I can't take the pressure of watching the wagging tail disappear and imagining losing a dog, a beloved pet, a family member.
When we walked with the homeowners on the day they left, they identified the badger holes in the ground. The working spaniel always stuck her nose in them, as if pointing them out to her siblings, a 13-year-old short-haired dachshund and a six-month old wire-haired dachshund. The older dachshund showed much interest, while the younger preferred running after his sister and pulling on her leash.
This morning, as Maud the older dog, stuck her head in the hole, I blew on the whistle, which calls the dogs to come to me for a treat. Maud backed out of the hole and stood for a treat. As soon as she gobbled it up, she headed back to the hole.
"Maud," I called as her head and long torso started to disappear.
"Grab her tail," Earl yelled.
I didn't really think she would keep going and I didn't want to hurt her.
"I can't grab her tail; you do it." I reached for the leash of the spaniel that Earl held but by the time he got to the hole, Maud and her tail had vanished.
|A badger hole along the walking path - |
note there is no dog tail wagging from the end.
"Maud," I called. "Treats, Maud. Biscuits, Maud." I wasn't sure what the British call dog treats, but I hoped food would cause her to come back. I returned to the whistle, blowing over and over.
The homeowners had warned us that they had lost one of their dogs down a badger hole for a few hours on a walk along the hills. I couldn't imagine anxiously standing outside this hole, wondering where or when Maud might come out. She could follow the underground tunnels and end up anywhere.
I put Spud on the leash. We had been keeping the other dog, Minnow, on a leash because she is deaf and the owners worried she might not recognize us and come to us. The dachshunds had been allowed off leash once we walked past the horse fields because they responded to the whistle. Well, no more.
After a few anxious moments for us as we debated our next step, Maud resurfaced, blinking her one eye in the sunlight, he face dotted with chalky mud.
|Maud spotted with chalky mud after coming out of the badger hole.|
|Oh, no, Maud. We're wise to you now.|
The dogs, especially Maud, walk much more slowly when on the leash.

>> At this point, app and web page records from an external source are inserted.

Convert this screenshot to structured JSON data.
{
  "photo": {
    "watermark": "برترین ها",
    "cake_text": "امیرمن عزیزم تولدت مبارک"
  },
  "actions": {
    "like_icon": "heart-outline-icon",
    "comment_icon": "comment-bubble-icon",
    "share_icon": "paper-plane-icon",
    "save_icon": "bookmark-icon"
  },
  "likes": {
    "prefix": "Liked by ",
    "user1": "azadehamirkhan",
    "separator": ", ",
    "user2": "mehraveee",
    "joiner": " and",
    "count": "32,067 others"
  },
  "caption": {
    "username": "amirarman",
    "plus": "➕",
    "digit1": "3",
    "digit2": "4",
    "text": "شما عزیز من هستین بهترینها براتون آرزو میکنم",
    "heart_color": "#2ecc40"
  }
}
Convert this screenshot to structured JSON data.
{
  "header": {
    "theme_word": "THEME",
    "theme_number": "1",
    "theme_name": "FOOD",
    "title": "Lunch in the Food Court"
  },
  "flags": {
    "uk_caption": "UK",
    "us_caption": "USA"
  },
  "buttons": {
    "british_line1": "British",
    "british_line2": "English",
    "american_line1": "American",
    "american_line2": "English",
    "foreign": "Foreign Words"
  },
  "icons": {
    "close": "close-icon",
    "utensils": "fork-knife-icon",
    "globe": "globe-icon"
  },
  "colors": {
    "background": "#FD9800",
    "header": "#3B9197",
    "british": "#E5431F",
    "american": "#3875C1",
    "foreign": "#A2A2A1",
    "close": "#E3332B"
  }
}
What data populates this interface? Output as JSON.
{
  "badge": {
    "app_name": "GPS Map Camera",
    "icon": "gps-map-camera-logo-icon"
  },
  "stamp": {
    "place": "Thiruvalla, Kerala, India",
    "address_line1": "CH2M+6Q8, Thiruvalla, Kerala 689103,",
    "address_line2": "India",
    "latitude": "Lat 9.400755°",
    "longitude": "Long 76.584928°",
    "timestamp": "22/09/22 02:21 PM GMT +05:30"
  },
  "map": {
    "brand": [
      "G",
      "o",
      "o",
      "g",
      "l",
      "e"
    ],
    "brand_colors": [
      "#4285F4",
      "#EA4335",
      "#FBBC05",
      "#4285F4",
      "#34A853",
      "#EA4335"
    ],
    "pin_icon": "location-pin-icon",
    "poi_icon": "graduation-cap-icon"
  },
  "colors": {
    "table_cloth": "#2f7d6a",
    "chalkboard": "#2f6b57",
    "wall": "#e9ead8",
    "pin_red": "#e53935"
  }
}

|We persevered and were rewarded with this view from the top of the hill.|
Poor Maud was paying for that badger adventure by walking extra.
Finally we made it back to familiar land.
|Earl extra happy that all three dogs made it home with us.|